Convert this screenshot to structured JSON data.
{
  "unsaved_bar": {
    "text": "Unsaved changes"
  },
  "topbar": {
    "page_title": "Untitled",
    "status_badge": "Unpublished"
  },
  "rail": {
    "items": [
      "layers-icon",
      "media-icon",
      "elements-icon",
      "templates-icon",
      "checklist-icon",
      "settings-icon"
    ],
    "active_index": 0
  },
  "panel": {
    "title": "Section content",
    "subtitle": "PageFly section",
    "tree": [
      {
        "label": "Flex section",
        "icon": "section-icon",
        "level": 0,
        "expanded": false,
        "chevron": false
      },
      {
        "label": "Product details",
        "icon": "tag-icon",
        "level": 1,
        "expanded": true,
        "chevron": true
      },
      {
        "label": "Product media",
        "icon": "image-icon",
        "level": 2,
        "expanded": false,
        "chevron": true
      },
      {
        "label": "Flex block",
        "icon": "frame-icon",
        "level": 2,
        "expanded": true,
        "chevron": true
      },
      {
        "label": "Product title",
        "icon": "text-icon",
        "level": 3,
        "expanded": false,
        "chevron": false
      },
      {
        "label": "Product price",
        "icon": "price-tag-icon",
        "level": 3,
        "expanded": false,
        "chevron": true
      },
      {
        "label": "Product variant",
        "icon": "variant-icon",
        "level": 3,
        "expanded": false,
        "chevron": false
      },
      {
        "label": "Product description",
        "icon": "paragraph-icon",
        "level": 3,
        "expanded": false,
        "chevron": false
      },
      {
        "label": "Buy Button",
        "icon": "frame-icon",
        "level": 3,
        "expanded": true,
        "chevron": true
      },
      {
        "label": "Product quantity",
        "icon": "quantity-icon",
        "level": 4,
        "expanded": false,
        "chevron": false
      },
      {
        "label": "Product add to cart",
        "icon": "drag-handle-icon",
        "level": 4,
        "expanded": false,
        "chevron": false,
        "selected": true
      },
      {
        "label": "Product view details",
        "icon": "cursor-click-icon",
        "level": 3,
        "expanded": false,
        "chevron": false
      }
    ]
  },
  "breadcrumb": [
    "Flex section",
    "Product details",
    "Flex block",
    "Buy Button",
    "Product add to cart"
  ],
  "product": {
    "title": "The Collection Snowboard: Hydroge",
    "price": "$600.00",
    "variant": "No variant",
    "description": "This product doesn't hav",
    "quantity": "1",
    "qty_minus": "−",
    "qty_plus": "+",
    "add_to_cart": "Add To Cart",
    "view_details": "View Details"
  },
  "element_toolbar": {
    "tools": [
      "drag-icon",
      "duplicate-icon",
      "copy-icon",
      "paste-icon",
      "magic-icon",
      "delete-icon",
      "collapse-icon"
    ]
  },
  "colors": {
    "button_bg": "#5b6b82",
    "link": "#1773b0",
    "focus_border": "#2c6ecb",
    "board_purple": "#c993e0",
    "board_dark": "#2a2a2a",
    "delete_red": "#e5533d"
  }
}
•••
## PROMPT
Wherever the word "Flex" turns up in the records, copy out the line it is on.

## SOLUTION TO THIS TASK
        "label": "Flex section",
        "label": "Flex block",
    "Flex section",
    "Flex block",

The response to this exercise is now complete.